## DATA FOR REVIEW
BEGIN
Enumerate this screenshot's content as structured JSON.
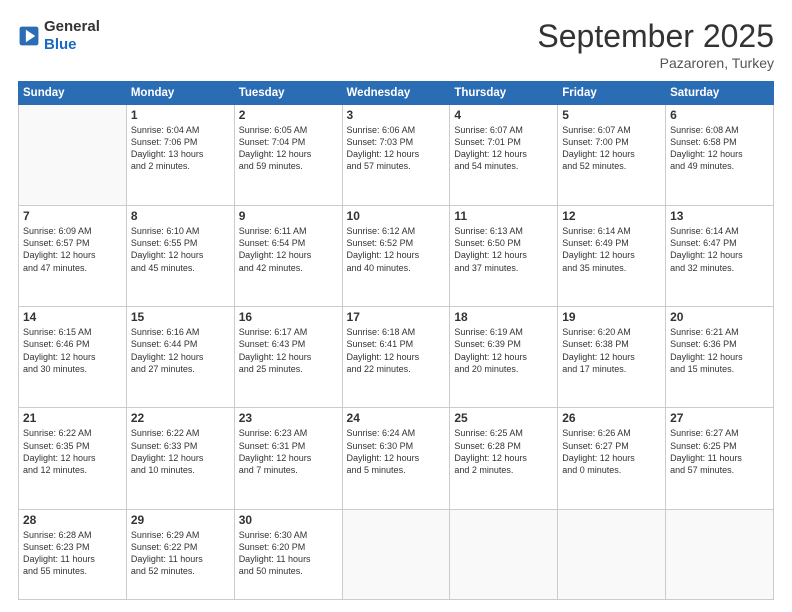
{
  "header": {
    "logo_general": "General",
    "logo_blue": "Blue",
    "title": "September 2025",
    "location": "Pazaroren, Turkey"
  },
  "weekdays": [
    "Sunday",
    "Monday",
    "Tuesday",
    "Wednesday",
    "Thursday",
    "Friday",
    "Saturday"
  ],
  "weeks": [
    [
      {
        "day": "",
        "info": ""
      },
      {
        "day": "1",
        "info": "Sunrise: 6:04 AM\nSunset: 7:06 PM\nDaylight: 13 hours\nand 2 minutes."
      },
      {
        "day": "2",
        "info": "Sunrise: 6:05 AM\nSunset: 7:04 PM\nDaylight: 12 hours\nand 59 minutes."
      },
      {
        "day": "3",
        "info": "Sunrise: 6:06 AM\nSunset: 7:03 PM\nDaylight: 12 hours\nand 57 minutes."
      },
      {
        "day": "4",
        "info": "Sunrise: 6:07 AM\nSunset: 7:01 PM\nDaylight: 12 hours\nand 54 minutes."
      },
      {
        "day": "5",
        "info": "Sunrise: 6:07 AM\nSunset: 7:00 PM\nDaylight: 12 hours\nand 52 minutes."
      },
      {
        "day": "6",
        "info": "Sunrise: 6:08 AM\nSunset: 6:58 PM\nDaylight: 12 hours\nand 49 minutes."
      }
    ],
    [
      {
        "day": "7",
        "info": "Sunrise: 6:09 AM\nSunset: 6:57 PM\nDaylight: 12 hours\nand 47 minutes."
      },
      {
        "day": "8",
        "info": "Sunrise: 6:10 AM\nSunset: 6:55 PM\nDaylight: 12 hours\nand 45 minutes."
      },
      {
        "day": "9",
        "info": "Sunrise: 6:11 AM\nSunset: 6:54 PM\nDaylight: 12 hours\nand 42 minutes."
      },
      {
        "day": "10",
        "info": "Sunrise: 6:12 AM\nSunset: 6:52 PM\nDaylight: 12 hours\nand 40 minutes."
      },
      {
        "day": "11",
        "info": "Sunrise: 6:13 AM\nSunset: 6:50 PM\nDaylight: 12 hours\nand 37 minutes."
      },
      {
        "day": "12",
        "info": "Sunrise: 6:14 AM\nSunset: 6:49 PM\nDaylight: 12 hours\nand 35 minutes."
      },
      {
        "day": "13",
        "info": "Sunrise: 6:14 AM\nSunset: 6:47 PM\nDaylight: 12 hours\nand 32 minutes."
      }
    ],
    [
      {
        "day": "14",
        "info": "Sunrise: 6:15 AM\nSunset: 6:46 PM\nDaylight: 12 hours\nand 30 minutes."
      },
      {
        "day": "15",
        "info": "Sunrise: 6:16 AM\nSunset: 6:44 PM\nDaylight: 12 hours\nand 27 minutes."
      },
      {
        "day": "16",
        "info": "Sunrise: 6:17 AM\nSunset: 6:43 PM\nDaylight: 12 hours\nand 25 minutes."
      },
      {
        "day": "17",
        "info": "Sunrise: 6:18 AM\nSunset: 6:41 PM\nDaylight: 12 hours\nand 22 minutes."
      },
      {
        "day": "18",
        "info": "Sunrise: 6:19 AM\nSunset: 6:39 PM\nDaylight: 12 hours\nand 20 minutes."
      },
      {
        "day": "19",
        "info": "Sunrise: 6:20 AM\nSunset: 6:38 PM\nDaylight: 12 hours\nand 17 minutes."
      },
      {
        "day": "20",
        "info": "Sunrise: 6:21 AM\nSunset: 6:36 PM\nDaylight: 12 hours\nand 15 minutes."
      }
    ],
    [
      {
        "day": "21",
        "info": "Sunrise: 6:22 AM\nSunset: 6:35 PM\nDaylight: 12 hours\nand 12 minutes."
      },
      {
        "day": "22",
        "info": "Sunrise: 6:22 AM\nSunset: 6:33 PM\nDaylight: 12 hours\nand 10 minutes."
      },
      {
        "day": "23",
        "info": "Sunrise: 6:23 AM\nSunset: 6:31 PM\nDaylight: 12 hours\nand 7 minutes."
      },
      {
        "day": "24",
        "info": "Sunrise: 6:24 AM\nSunset: 6:30 PM\nDaylight: 12 hours\nand 5 minutes."
      },
      {
        "day": "25",
        "info": "Sunrise: 6:25 AM\nSunset: 6:28 PM\nDaylight: 12 hours\nand 2 minutes."
      },
      {
        "day": "26",
        "info": "Sunrise: 6:26 AM\nSunset: 6:27 PM\nDaylight: 12 hours\nand 0 minutes."
      },
      {
        "day": "27",
        "info": "Sunrise: 6:27 AM\nSunset: 6:25 PM\nDaylight: 11 hours\nand 57 minutes."
      }
    ],
    [
      {
        "day": "28",
        "info": "Sunrise: 6:28 AM\nSunset: 6:23 PM\nDaylight: 11 hours\nand 55 minutes."
      },
      {
        "day": "29",
        "info": "Sunrise: 6:29 AM\nSunset: 6:22 PM\nDaylight: 11 hours\nand 52 minutes."
      },
      {
        "day": "30",
        "info": "Sunrise: 6:30 AM\nSunset: 6:20 PM\nDaylight: 11 hours\nand 50 minutes."
      },
      {
        "day": "",
        "info": ""
      },
      {
        "day": "",
        "info": ""
      },
      {
        "day": "",
        "info": ""
      },
      {
        "day": "",
        "info": ""
      }
    ]
  ]
}
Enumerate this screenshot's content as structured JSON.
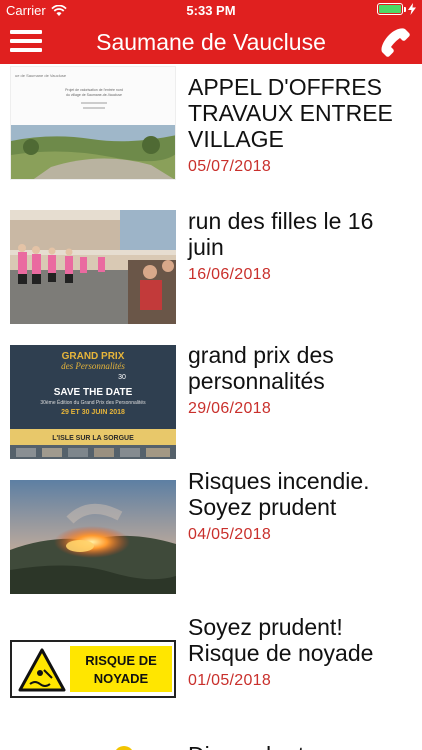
{
  "status_bar": {
    "carrier": "Carrier",
    "time": "5:33 PM",
    "battery_level": 1.0
  },
  "navbar": {
    "title": "Saumane de Vaucluse",
    "menu_icon": "hamburger-menu-icon",
    "phone_icon": "phone-icon"
  },
  "colors": {
    "brand_red": "#e0201f",
    "date_red": "#c9302c"
  },
  "news": [
    {
      "title": "APPEL D'OFFRES TRAVAUX ENTREE VILLAGE",
      "date": "05/07/2018",
      "thumb": "document-village-photo"
    },
    {
      "title": "run des filles le 16 juin",
      "date": "16/06/2018",
      "thumb": "runners-street-photo"
    },
    {
      "title": "grand prix des personnalités",
      "date": "29/06/2018",
      "thumb": "grand-prix-poster"
    },
    {
      "title": "Risques incendie. Soyez prudent",
      "date": "04/05/2018",
      "thumb": "forest-fire-photo"
    },
    {
      "title": "Soyez prudent! Risque de noyade",
      "date": "01/05/2018",
      "thumb": "drowning-risk-sign"
    }
  ],
  "thumb_text": {
    "doc_header": "ue de Saumane de Vaucluse",
    "doc_line1": "Projet de valorisation de l'entrée nord",
    "doc_line2": "du village de Saumane-de-Vaucluse",
    "poster_title1": "GRAND PRIX",
    "poster_title2": "des Personnalités",
    "poster_num": "30",
    "poster_save": "SAVE THE DATE",
    "poster_edition": "30ème Édition du Grand Prix des Personnalités",
    "poster_dates": "29 ET 30 JUIN 2018",
    "poster_place": "L'ISLE SUR LA SORGUE",
    "sign_line1": "RISQUE DE",
    "sign_line2": "NOYADE"
  },
  "partial_item": {
    "title": "Dimanche ta"
  }
}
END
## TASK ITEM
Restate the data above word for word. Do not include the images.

## ANSWER BOX
Enumerate this screenshot's content as structured JSON.
{
  "header": {
    "logo_general": "General",
    "logo_blue": "Blue",
    "title": "September 2025",
    "location": "Pazaroren, Turkey"
  },
  "weekdays": [
    "Sunday",
    "Monday",
    "Tuesday",
    "Wednesday",
    "Thursday",
    "Friday",
    "Saturday"
  ],
  "weeks": [
    [
      {
        "day": "",
        "info": ""
      },
      {
        "day": "1",
        "info": "Sunrise: 6:04 AM\nSunset: 7:06 PM\nDaylight: 13 hours\nand 2 minutes."
      },
      {
        "day": "2",
        "info": "Sunrise: 6:05 AM\nSunset: 7:04 PM\nDaylight: 12 hours\nand 59 minutes."
      },
      {
        "day": "3",
        "info": "Sunrise: 6:06 AM\nSunset: 7:03 PM\nDaylight: 12 hours\nand 57 minutes."
      },
      {
        "day": "4",
        "info": "Sunrise: 6:07 AM\nSunset: 7:01 PM\nDaylight: 12 hours\nand 54 minutes."
      },
      {
        "day": "5",
        "info": "Sunrise: 6:07 AM\nSunset: 7:00 PM\nDaylight: 12 hours\nand 52 minutes."
      },
      {
        "day": "6",
        "info": "Sunrise: 6:08 AM\nSunset: 6:58 PM\nDaylight: 12 hours\nand 49 minutes."
      }
    ],
    [
      {
        "day": "7",
        "info": "Sunrise: 6:09 AM\nSunset: 6:57 PM\nDaylight: 12 hours\nand 47 minutes."
      },
      {
        "day": "8",
        "info": "Sunrise: 6:10 AM\nSunset: 6:55 PM\nDaylight: 12 hours\nand 45 minutes."
      },
      {
        "day": "9",
        "info": "Sunrise: 6:11 AM\nSunset: 6:54 PM\nDaylight: 12 hours\nand 42 minutes."
      },
      {
        "day": "10",
        "info": "Sunrise: 6:12 AM\nSunset: 6:52 PM\nDaylight: 12 hours\nand 40 minutes."
      },
      {
        "day": "11",
        "info": "Sunrise: 6:13 AM\nSunset: 6:50 PM\nDaylight: 12 hours\nand 37 minutes."
      },
      {
        "day": "12",
        "info": "Sunrise: 6:14 AM\nSunset: 6:49 PM\nDaylight: 12 hours\nand 35 minutes."
      },
      {
        "day": "13",
        "info": "Sunrise: 6:14 AM\nSunset: 6:47 PM\nDaylight: 12 hours\nand 32 minutes."
      }
    ],
    [
      {
        "day": "14",
        "info": "Sunrise: 6:15 AM\nSunset: 6:46 PM\nDaylight: 12 hours\nand 30 minutes."
      },
      {
        "day": "15",
        "info": "Sunrise: 6:16 AM\nSunset: 6:44 PM\nDaylight: 12 hours\nand 27 minutes."
      },
      {
        "day": "16",
        "info": "Sunrise: 6:17 AM\nSunset: 6:43 PM\nDaylight: 12 hours\nand 25 minutes."
      },
      {
        "day": "17",
        "info": "Sunrise: 6:18 AM\nSunset: 6:41 PM\nDaylight: 12 hours\nand 22 minutes."
      },
      {
        "day": "18",
        "info": "Sunrise: 6:19 AM\nSunset: 6:39 PM\nDaylight: 12 hours\nand 20 minutes."
      },
      {
        "day": "19",
        "info": "Sunrise: 6:20 AM\nSunset: 6:38 PM\nDaylight: 12 hours\nand 17 minutes."
      },
      {
        "day": "20",
        "info": "Sunrise: 6:21 AM\nSunset: 6:36 PM\nDaylight: 12 hours\nand 15 minutes."
      }
    ],
    [
      {
        "day": "21",
        "info": "Sunrise: 6:22 AM\nSunset: 6:35 PM\nDaylight: 12 hours\nand 12 minutes."
      },
      {
        "day": "22",
        "info": "Sunrise: 6:22 AM\nSunset: 6:33 PM\nDaylight: 12 hours\nand 10 minutes."
      },
      {
        "day": "23",
        "info": "Sunrise: 6:23 AM\nSunset: 6:31 PM\nDaylight: 12 hours\nand 7 minutes."
      },
      {
        "day": "24",
        "info": "Sunrise: 6:24 AM\nSunset: 6:30 PM\nDaylight: 12 hours\nand 5 minutes."
      },
      {
        "day": "25",
        "info": "Sunrise: 6:25 AM\nSunset: 6:28 PM\nDaylight: 12 hours\nand 2 minutes."
      },
      {
        "day": "26",
        "info": "Sunrise: 6:26 AM\nSunset: 6:27 PM\nDaylight: 12 hours\nand 0 minutes."
      },
      {
        "day": "27",
        "info": "Sunrise: 6:27 AM\nSunset: 6:25 PM\nDaylight: 11 hours\nand 57 minutes."
      }
    ],
    [
      {
        "day": "28",
        "info": "Sunrise: 6:28 AM\nSunset: 6:23 PM\nDaylight: 11 hours\nand 55 minutes."
      },
      {
        "day": "29",
        "info": "Sunrise: 6:29 AM\nSunset: 6:22 PM\nDaylight: 11 hours\nand 52 minutes."
      },
      {
        "day": "30",
        "info": "Sunrise: 6:30 AM\nSunset: 6:20 PM\nDaylight: 11 hours\nand 50 minutes."
      },
      {
        "day": "",
        "info": ""
      },
      {
        "day": "",
        "info": ""
      },
      {
        "day": "",
        "info": ""
      },
      {
        "day": "",
        "info": ""
      }
    ]
  ]
}
Enumerate this screenshot's content as structured JSON.
{
  "status_bar": {
    "carrier": "Carrier",
    "time": "5:33 PM",
    "battery_level": 1.0
  },
  "navbar": {
    "title": "Saumane de Vaucluse",
    "menu_icon": "hamburger-menu-icon",
    "phone_icon": "phone-icon"
  },
  "colors": {
    "brand_red": "#e0201f",
    "date_red": "#c9302c"
  },
  "news": [
    {
      "title": "APPEL D'OFFRES TRAVAUX ENTREE VILLAGE",
      "date": "05/07/2018",
      "thumb": "document-village-photo"
    },
    {
      "title": "run des filles le 16 juin",
      "date": "16/06/2018",
      "thumb": "runners-street-photo"
    },
    {
      "title": "grand prix des personnalités",
      "date": "29/06/2018",
      "thumb": "grand-prix-poster"
    },
    {
      "title": "Risques incendie. Soyez prudent",
      "date": "04/05/2018",
      "thumb": "forest-fire-photo"
    },
    {
      "title": "Soyez prudent! Risque de noyade",
      "date": "01/05/2018",
      "thumb": "drowning-risk-sign"
    }
  ],
  "thumb_text": {
    "doc_header": "ue de Saumane de Vaucluse",
    "doc_line1": "Projet de valorisation de l'entrée nord",
    "doc_line2": "du village de Saumane-de-Vaucluse",
    "poster_title1": "GRAND PRIX",
    "poster_title2": "des Personnalités",
    "poster_num": "30",
    "poster_save": "SAVE THE DATE",
    "poster_edition": "30ème Édition du Grand Prix des Personnalités",
    "poster_dates": "29 ET 30 JUIN 2018",
    "poster_place": "L'ISLE SUR LA SORGUE",
    "sign_line1": "RISQUE DE",
    "sign_line2": "NOYADE"
  },
  "partial_item": {
    "title": "Dimanche ta"
  }
}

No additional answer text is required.